Finally the poem concludes: “Until you resume command/ Self is in mutiny.” It is a plea for the loved one’s return in the hope that order will be restored and the griever’s self will no longer be in mutiny. Until that happens, the self will feel chaotic and unmanageable. This kind of sentiment and yearning for the return of the loved one and the restoration of life as it was before is entirely understandable. It is the self’s way of reacting to loss and handling the overwhelming feelings which follow. But at some point, there comes the realization that the griever cannot give “command” to a past that is no longer possible anymore. The self’s “mutiny” can then be seen as a kind of search for those elements and resources within the self which will offer the possibility of change and even growth through the process. The griever can experience strange and even mutinous feelings toward her or his past and loved one. This is not betrayal, but more like a kind of testing of new parts of the self and new ways of approaching life after loss. The griever can ultimately ask, “who am I going to be now that this has happened to me?”[v]

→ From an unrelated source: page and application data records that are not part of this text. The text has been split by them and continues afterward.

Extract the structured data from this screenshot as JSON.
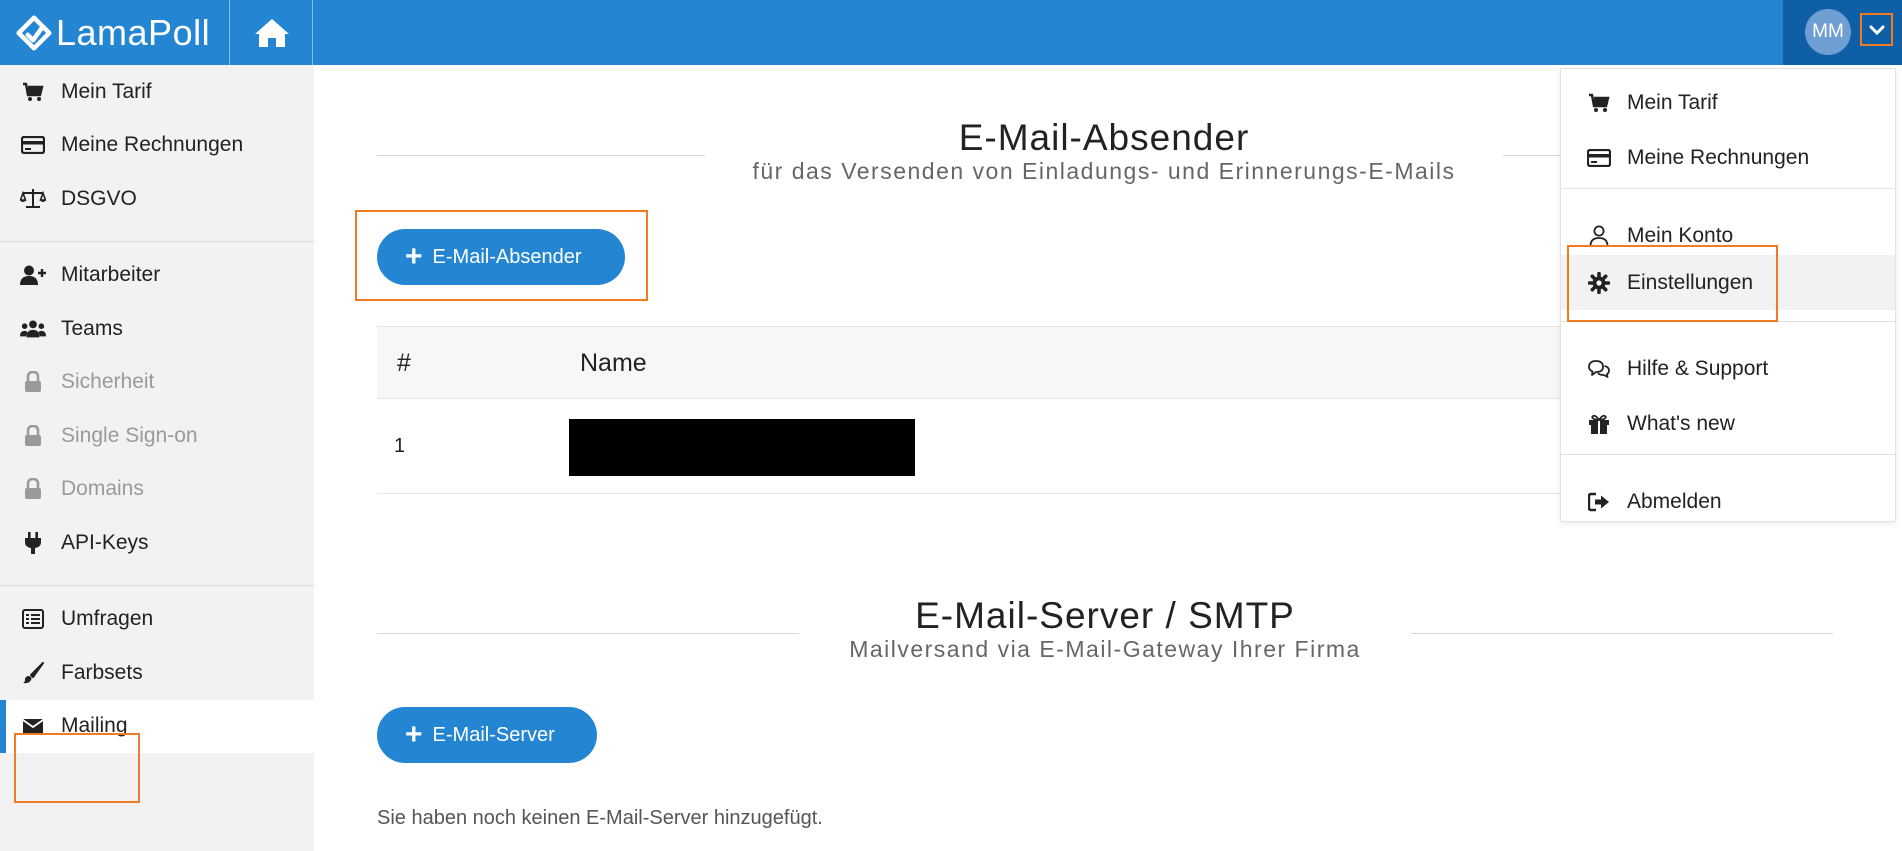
{
  "brand": {
    "name": "LamaPoll"
  },
  "user": {
    "initials": "MM"
  },
  "colors": {
    "primary": "#2486d2",
    "highlight": "#f07b22",
    "user_area": "#0e5fa5"
  },
  "sidebar": {
    "groups": [
      [
        {
          "label": "Mein Tarif",
          "icon": "cart-icon"
        },
        {
          "label": "Meine Rechnungen",
          "icon": "credit-card-icon"
        },
        {
          "label": "DSGVO",
          "icon": "scale-icon"
        }
      ],
      [
        {
          "label": "Mitarbeiter",
          "icon": "user-plus-icon"
        },
        {
          "label": "Teams",
          "icon": "users-icon"
        },
        {
          "label": "Sicherheit",
          "icon": "lock-icon",
          "disabled": true
        },
        {
          "label": "Single Sign-on",
          "icon": "lock-icon",
          "disabled": true
        },
        {
          "label": "Domains",
          "icon": "lock-icon",
          "disabled": true
        },
        {
          "label": "API-Keys",
          "icon": "plug-icon"
        }
      ],
      [
        {
          "label": "Umfragen",
          "icon": "list-icon"
        },
        {
          "label": "Farbsets",
          "icon": "brush-icon"
        },
        {
          "label": "Mailing",
          "icon": "envelope-icon",
          "active": true
        }
      ]
    ]
  },
  "main": {
    "sender": {
      "title": "E-Mail-Absender",
      "subtitle": "für das Versenden von Einladungs- und Erinnerungs-E-Mails",
      "add_button": "E-Mail-Absender",
      "table": {
        "headers": [
          "#",
          "Name"
        ],
        "rows": [
          {
            "num": "1",
            "name_redacted": true
          }
        ]
      }
    },
    "smtp": {
      "title": "E-Mail-Server / SMTP",
      "subtitle": "Mailversand via E-Mail-Gateway Ihrer Firma",
      "add_button": "E-Mail-Server",
      "empty_text": "Sie haben noch keinen E-Mail-Server hinzugefügt."
    }
  },
  "dropdown": {
    "items": [
      {
        "label": "Mein Tarif",
        "icon": "cart-icon"
      },
      {
        "label": "Meine Rechnungen",
        "icon": "credit-card-icon"
      },
      {
        "label": "Mein Konto",
        "icon": "user-icon"
      },
      {
        "label": "Einstellungen",
        "icon": "gear-icon",
        "hovered": true
      },
      {
        "label": "Hilfe & Support",
        "icon": "chat-icon"
      },
      {
        "label": "What's new",
        "icon": "gift-icon"
      },
      {
        "label": "Abmelden",
        "icon": "sign-out-icon"
      }
    ]
  }
}
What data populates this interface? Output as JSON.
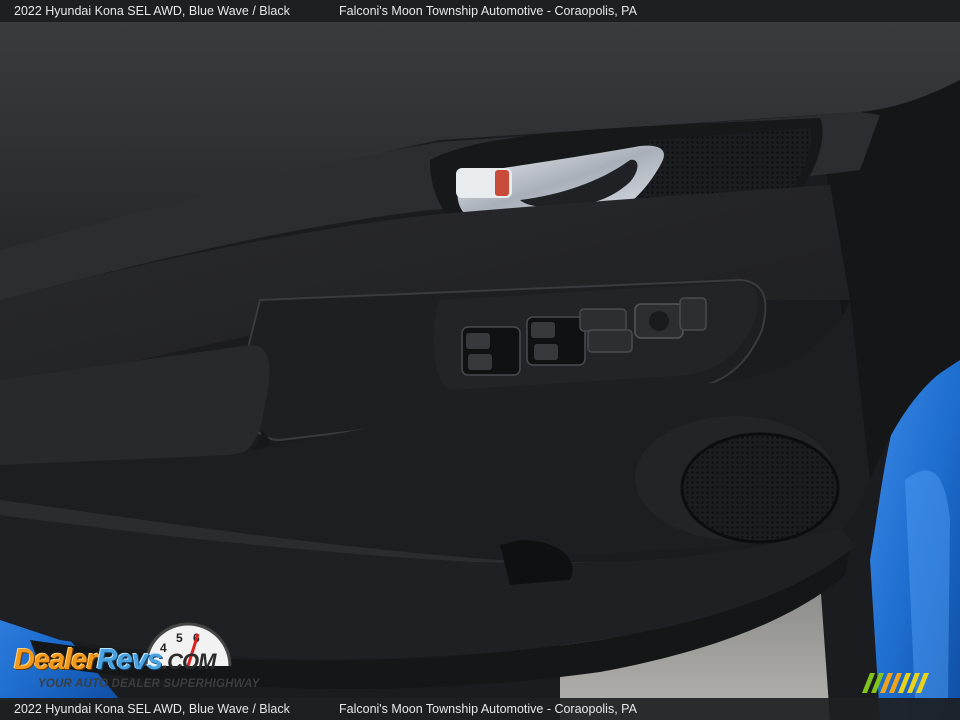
{
  "caption": {
    "vehicle": "2022 Hyundai Kona SEL AWD,  Blue Wave / Black",
    "dealer": "Falconi's Moon Township Automotive - Coraopolis, PA"
  },
  "watermark": {
    "brand": "DealerRevs.com",
    "tagline": "YOUR AUTO DEALER SUPERHIGHWAY"
  },
  "colors": {
    "body_paint": "#1f6fd0",
    "interior": "#222326",
    "trim": "#2e2f33",
    "chrome": "#c9ced6"
  }
}
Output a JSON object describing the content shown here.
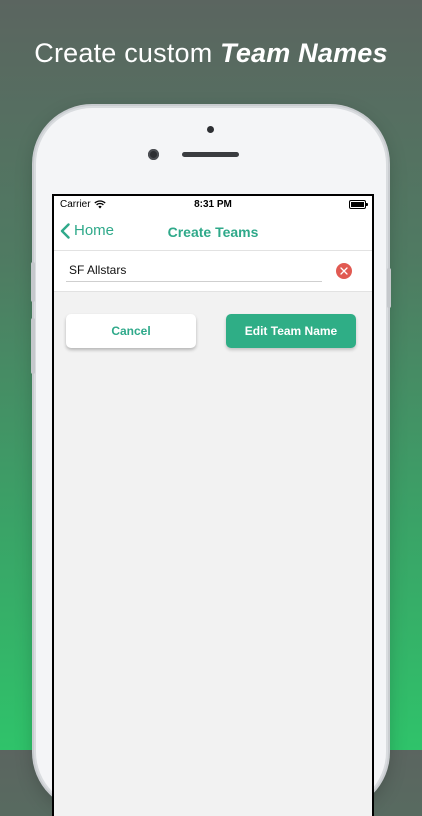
{
  "headline": {
    "prefix": "Create custom",
    "emphasis": "Team Names"
  },
  "status_bar": {
    "carrier": "Carrier",
    "time": "8:31 PM"
  },
  "navbar": {
    "back_label": "Home",
    "title": "Create Teams"
  },
  "form": {
    "team_name_value": "SF Allstars"
  },
  "actions": {
    "cancel_label": "Cancel",
    "edit_label": "Edit Team Name"
  },
  "colors": {
    "accent": "#2fa98a",
    "primary_button": "#2fae86",
    "clear_button": "#e15a52"
  }
}
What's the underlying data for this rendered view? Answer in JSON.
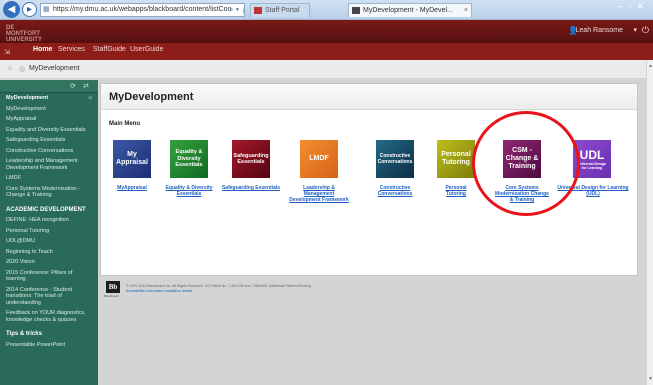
{
  "browser": {
    "url": "https://my.dmu.ac.uk/webapps/blackboard/content/listCon",
    "address_icons": "⌕ ▾ 🔒 C ✕",
    "tabs": [
      {
        "label": "Staff Portal"
      },
      {
        "label": "MyDevelopment - MyDevel..."
      }
    ]
  },
  "header": {
    "logo_text": "DE MONTFORT UNIVERSITY",
    "user_name": "Leah Ransome"
  },
  "nav": {
    "tabs": [
      {
        "label": "Home"
      },
      {
        "label": "Services"
      },
      {
        "label": "StaffGuide"
      },
      {
        "label": "UserGuide"
      }
    ]
  },
  "breadcrumb": {
    "current": "MyDevelopment"
  },
  "sidebar": {
    "items": [
      {
        "label": "MyDevelopment"
      },
      {
        "label": "MyDevelopment"
      },
      {
        "label": "MyAppraisal"
      },
      {
        "label": "Equality and Diversity Essentials"
      },
      {
        "label": "Safeguarding Essentials"
      },
      {
        "label": "Constructive Conversations"
      },
      {
        "label": "Leadership and Management Development Framework"
      },
      {
        "label": "LMDF"
      },
      {
        "label": "Core Systems Modernisation - Change & Training"
      },
      {
        "label": "ACADEMIC DEVELOPMENT"
      },
      {
        "label": "DEFINE: HEA recognition"
      },
      {
        "label": "Personal Tutoring"
      },
      {
        "label": "UDL@DMU"
      },
      {
        "label": "Beginning to Teach"
      },
      {
        "label": "2020 Vision"
      },
      {
        "label": "2015 Conference: Pillars of learning"
      },
      {
        "label": "2014 Conference - Student transitions: The triad of understanding"
      },
      {
        "label": "Feedback on YOUR diagnostics, knowledge checks & quizzes"
      },
      {
        "label": "Tips & tricks"
      },
      {
        "label": "Presentable PowerPoint"
      }
    ]
  },
  "main": {
    "title": "MyDevelopment",
    "menu_label": "Main Menu",
    "tiles": [
      {
        "image_text": "My Appraisal",
        "link": "MyAppraisal"
      },
      {
        "image_text": "Equality & Diversity Essentials",
        "link": "Equality & Diversity Essentials"
      },
      {
        "image_text": "Safeguarding Essentials",
        "link": "Safeguarding Essentials"
      },
      {
        "image_text": "LMDF",
        "link": "Leadership & Management Development Framework"
      },
      {
        "image_text": "Constructive Conversations",
        "link": "Constructive Conversations"
      },
      {
        "image_text": "Personal Tutoring",
        "link": "Personal Tutoring"
      },
      {
        "image_text": "CSM - Change & Training",
        "link": "Core Systems Modernisation Change & Training"
      },
      {
        "image_text": "UDL",
        "image_subtext": "Universal Design for Learning",
        "link": "Universal Design for Learning (UDL)"
      }
    ]
  },
  "footer": {
    "logo_text": "Bb",
    "logo_caption": "Blackboard",
    "copyright": "© 1997-2014 Blackboard Inc. All Rights Reserved. US Patent No. 7,493,396 and 7,558,853. Additional Patents Pending.",
    "links": "Accessibility information    Installation details"
  }
}
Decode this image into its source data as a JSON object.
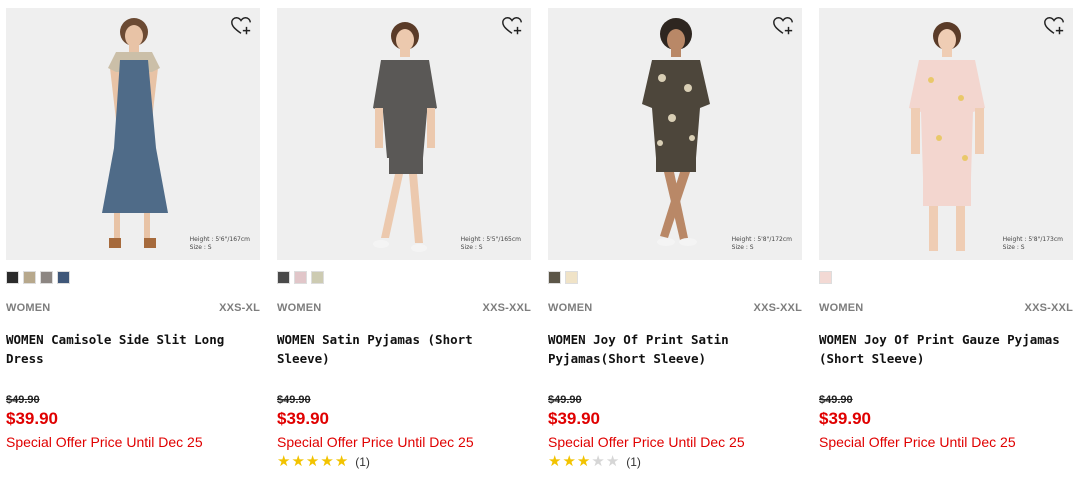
{
  "products": [
    {
      "category": "WOMEN",
      "sizes": "XXS-XL",
      "name": "WOMEN Camisole Side Slit Long Dress",
      "original_price": "$49.90",
      "price": "$39.90",
      "offer": "Special Offer Price Until Dec 25",
      "model_height": "Height : 5'6\"/167cm",
      "model_size": "Size : S",
      "swatches": [
        "#2b2b2b",
        "#b7a88c",
        "#8c8682",
        "#3f5779"
      ],
      "rating": null
    },
    {
      "category": "WOMEN",
      "sizes": "XXS-XXL",
      "name": "WOMEN Satin Pyjamas (Short Sleeve)",
      "original_price": "$49.90",
      "price": "$39.90",
      "offer": "Special Offer Price Until Dec 25",
      "model_height": "Height : 5'5\"/165cm",
      "model_size": "Size : S",
      "swatches": [
        "#4a4a4a",
        "#e1c6c9",
        "#cdcbb2"
      ],
      "rating": {
        "stars": 5,
        "count": "(1)"
      }
    },
    {
      "category": "WOMEN",
      "sizes": "XXS-XXL",
      "name": "WOMEN Joy Of Print Satin Pyjamas(Short Sleeve)",
      "original_price": "$49.90",
      "price": "$39.90",
      "offer": "Special Offer Price Until Dec 25",
      "model_height": "Height : 5'8\"/172cm",
      "model_size": "Size : S",
      "swatches": [
        "#5c5648",
        "#f0e3c7"
      ],
      "rating": {
        "stars": 3,
        "count": "(1)"
      }
    },
    {
      "category": "WOMEN",
      "sizes": "XXS-XXL",
      "name": "WOMEN Joy Of Print Gauze Pyjamas (Short Sleeve)",
      "original_price": "$49.90",
      "price": "$39.90",
      "offer": "Special Offer Price Until Dec 25",
      "model_height": "Height : 5'8\"/173cm",
      "model_size": "Size : S",
      "swatches": [
        "#f3d9d4"
      ],
      "rating": null
    }
  ],
  "colors": {
    "sale_red": "#e00000",
    "star_yellow": "#f2c300",
    "image_bg": "#efefef"
  },
  "icons": {
    "wishlist": "heart-plus-icon",
    "star": "star-icon"
  }
}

[i] Therese Rando, Grief, Dying, and Death: Clinical Interventions for Caregivers (Champaign:
Research Press, 1984), 33-4, writes, “There will be intense yearning, an aching and pining for
what has been taken away. This is the single most typical feature of grief.”
[ii] I am thinking here particularly of the work of Antonio Damasio, Descartes’ Error: Emotion,
Reason, and the Human Brain (New York: Putnam, 1994).
[iii] Keith Ansell Pearson, How to Read Nietzsche (New York: Norton & Co., 2005), 55, summarizes
Nietzsche’s insight on memory with the following description: “Memory is not just a neutral
recollection of events and things that have happened to us. It is also bound up with our
affective or emotional life. The things of the past haunt us, have the potential to unsettle us,
and remind us of experiences we have forgotten and wish to forget. Life is full of mummies,
ghosts and phantoms – a whole series of people and places that exist for us as virtual objects.”
[iv] Ron Marasco and Brian Shuff, About Grief: Insights, Setbacks, Grace Notes, Taboos (Chicago:
Ivan R. Dee, 2010), 19.
[v] Susan Berger, The Five Ways We Grieve (Boston: Trumpeter, 2009), writes, “As I began collecting
the stories of more than sixty survivors of significant loss, I started to see patterns. When people
experience the loss of a loved one, they consciously or unconsciously develop a new identity
based on their changed circumstances.” She draws from the work of Dr. Robert Neimeyer,
whose recent efforts have been focused on the importance of “meaning reconstruction in
response to loss.”